Would you restate each line of the data below word for word, without its pictures?

(Source material Opens)

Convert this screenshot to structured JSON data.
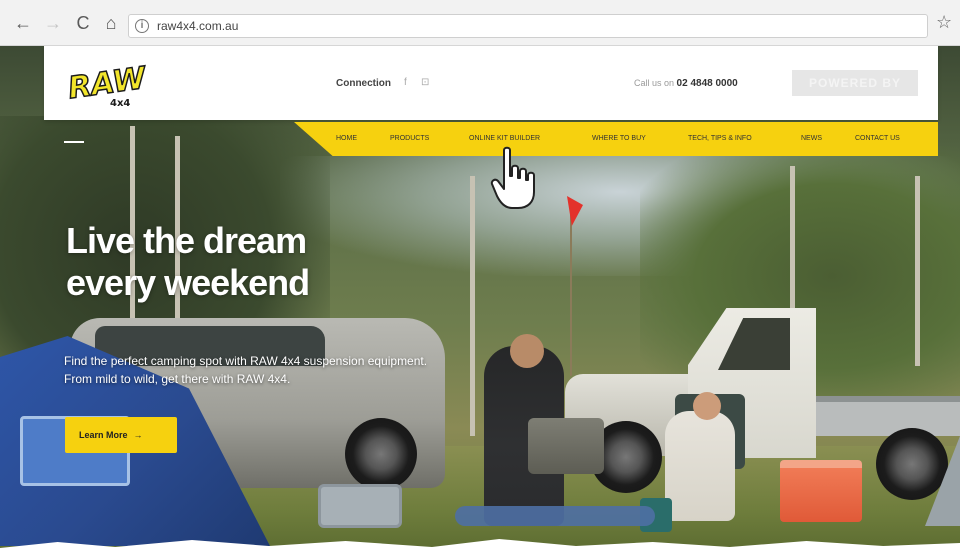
{
  "browser": {
    "url": "raw4x4.com.au",
    "back_icon": "←",
    "forward_icon": "→",
    "reload_icon": "C",
    "home_icon": "⌂",
    "info_icon": "i",
    "star_icon": "☆"
  },
  "header": {
    "logo_text": "RAW",
    "logo_sub": "4x4",
    "connection_label": "Connection",
    "social_icons": [
      "f",
      "⊡"
    ],
    "phone_label": "Call us on",
    "phone_number": "02 4848 0000",
    "badge_text": "POWERED BY"
  },
  "nav": {
    "items": [
      "HOME",
      "PRODUCTS",
      "ONLINE KIT BUILDER",
      "WHERE TO BUY",
      "TECH, TIPS & INFO",
      "NEWS",
      "CONTACT US"
    ]
  },
  "hero": {
    "title_line1": "Live the dream",
    "title_line2": "every weekend",
    "text": "Find the perfect camping spot with RAW 4x4 suspension equipment. From mild to wild, get there with RAW 4x4.",
    "cta_label": "Learn More",
    "cta_arrow": "→"
  },
  "colors": {
    "accent": "#f6d10f",
    "logo_yellow": "#f2e52a",
    "text_dark": "#222222"
  }
}
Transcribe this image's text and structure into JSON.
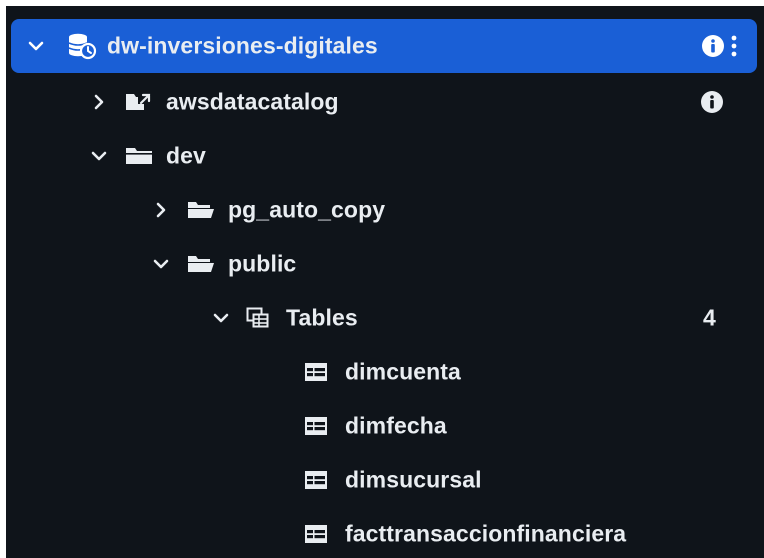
{
  "tree": {
    "root": {
      "label": "dw-inversiones-digitales",
      "expanded": true,
      "icon": "redshift-database-icon"
    },
    "awsdatacatalog": {
      "label": "awsdatacatalog",
      "expanded": false,
      "icon": "catalog-icon"
    },
    "dev": {
      "label": "dev",
      "expanded": true,
      "icon": "folder-icon"
    },
    "pg_auto_copy": {
      "label": "pg_auto_copy",
      "expanded": false,
      "icon": "schema-folder-icon"
    },
    "public": {
      "label": "public",
      "expanded": true,
      "icon": "schema-folder-icon"
    },
    "tables": {
      "label": "Tables",
      "count": "4",
      "expanded": true,
      "icon": "tables-icon"
    },
    "table_items": [
      {
        "label": "dimcuenta"
      },
      {
        "label": "dimfecha"
      },
      {
        "label": "dimsucursal"
      },
      {
        "label": "facttransaccionfinanciera"
      }
    ]
  },
  "colors": {
    "background": "#0f141a",
    "selected": "#1a5fd6",
    "text": "#e9edf1"
  }
}
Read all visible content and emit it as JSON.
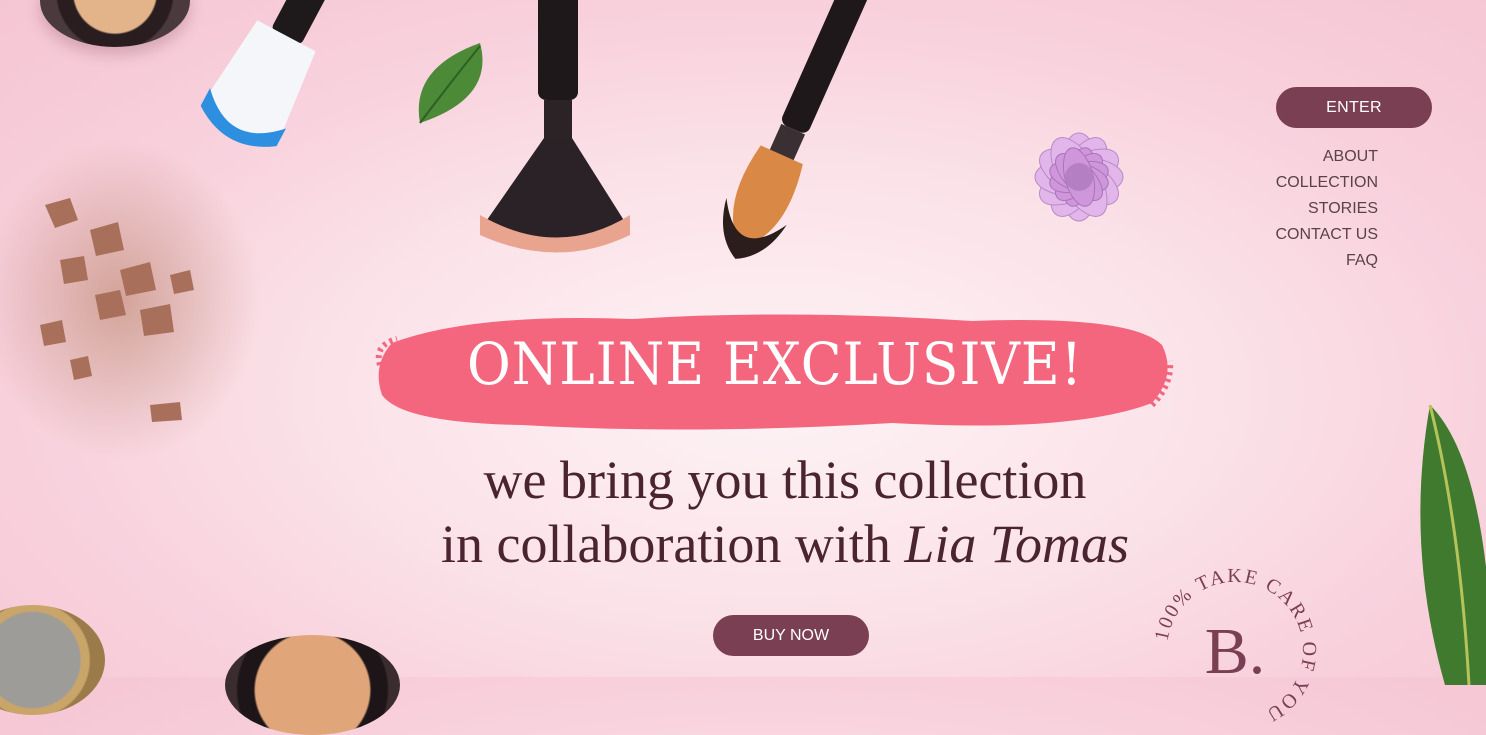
{
  "nav": {
    "enter_label": "ENTER",
    "links": [
      "ABOUT",
      "COLLECTION",
      "STORIES",
      "CONTACT US",
      "FAQ"
    ]
  },
  "hero": {
    "headline": "ONLINE EXCLUSIVE!",
    "line1": "we bring you this collection",
    "line2_prefix": "in collaboration with",
    "line2_name": "Lia Tomas",
    "buy_label": "BUY NOW"
  },
  "badge": {
    "monogram": "B.",
    "ring_text": "100% TAKE CARE OF YOU"
  },
  "colors": {
    "accent": "#7a3f52",
    "brush_stroke": "#f4667e",
    "text_dark": "#4a2430"
  },
  "icons": [
    "compact-icon",
    "blush-brush-icon",
    "leaf-icon",
    "fan-brush-icon",
    "contour-brush-icon",
    "dahlia-flower-icon",
    "powder-icon"
  ]
}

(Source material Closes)

_Answer area_
Convert this screenshot to structured JSON data.
{
  "browser": {
    "url": "raw4x4.com.au",
    "back_icon": "←",
    "forward_icon": "→",
    "reload_icon": "C",
    "home_icon": "⌂",
    "info_icon": "i",
    "star_icon": "☆"
  },
  "header": {
    "logo_text": "RAW",
    "logo_sub": "4x4",
    "connection_label": "Connection",
    "social_icons": [
      "f",
      "⊡"
    ],
    "phone_label": "Call us on",
    "phone_number": "02 4848 0000",
    "badge_text": "POWERED BY"
  },
  "nav": {
    "items": [
      "HOME",
      "PRODUCTS",
      "ONLINE KIT BUILDER",
      "WHERE TO BUY",
      "TECH, TIPS & INFO",
      "NEWS",
      "CONTACT US"
    ]
  },
  "hero": {
    "title_line1": "Live the dream",
    "title_line2": "every weekend",
    "text": "Find the perfect camping spot with RAW 4x4 suspension equipment. From mild to wild, get there with RAW 4x4.",
    "cta_label": "Learn More",
    "cta_arrow": "→"
  },
  "colors": {
    "accent": "#f6d10f",
    "logo_yellow": "#f2e52a",
    "text_dark": "#222222"
  }
}
Transcribe this image's text and structure into JSON.
{
  "tree": {
    "root": {
      "label": "dw-inversiones-digitales",
      "expanded": true,
      "icon": "redshift-database-icon"
    },
    "awsdatacatalog": {
      "label": "awsdatacatalog",
      "expanded": false,
      "icon": "catalog-icon"
    },
    "dev": {
      "label": "dev",
      "expanded": true,
      "icon": "folder-icon"
    },
    "pg_auto_copy": {
      "label": "pg_auto_copy",
      "expanded": false,
      "icon": "schema-folder-icon"
    },
    "public": {
      "label": "public",
      "expanded": true,
      "icon": "schema-folder-icon"
    },
    "tables": {
      "label": "Tables",
      "count": "4",
      "expanded": true,
      "icon": "tables-icon"
    },
    "table_items": [
      {
        "label": "dimcuenta"
      },
      {
        "label": "dimfecha"
      },
      {
        "label": "dimsucursal"
      },
      {
        "label": "facttransaccionfinanciera"
      }
    ]
  },
  "colors": {
    "background": "#0f141a",
    "selected": "#1a5fd6",
    "text": "#e9edf1"
  }
}
Read all visible content and emit it as JSON.
{
  "nav": {
    "enter_label": "ENTER",
    "links": [
      "ABOUT",
      "COLLECTION",
      "STORIES",
      "CONTACT US",
      "FAQ"
    ]
  },
  "hero": {
    "headline": "ONLINE EXCLUSIVE!",
    "line1": "we bring you this collection",
    "line2_prefix": "in collaboration with",
    "line2_name": "Lia Tomas",
    "buy_label": "BUY NOW"
  },
  "badge": {
    "monogram": "B.",
    "ring_text": "100% TAKE CARE OF YOU"
  },
  "colors": {
    "accent": "#7a3f52",
    "brush_stroke": "#f4667e",
    "text_dark": "#4a2430"
  },
  "icons": [
    "compact-icon",
    "blush-brush-icon",
    "leaf-icon",
    "fan-brush-icon",
    "contour-brush-icon",
    "dahlia-flower-icon",
    "powder-icon"
  ]
}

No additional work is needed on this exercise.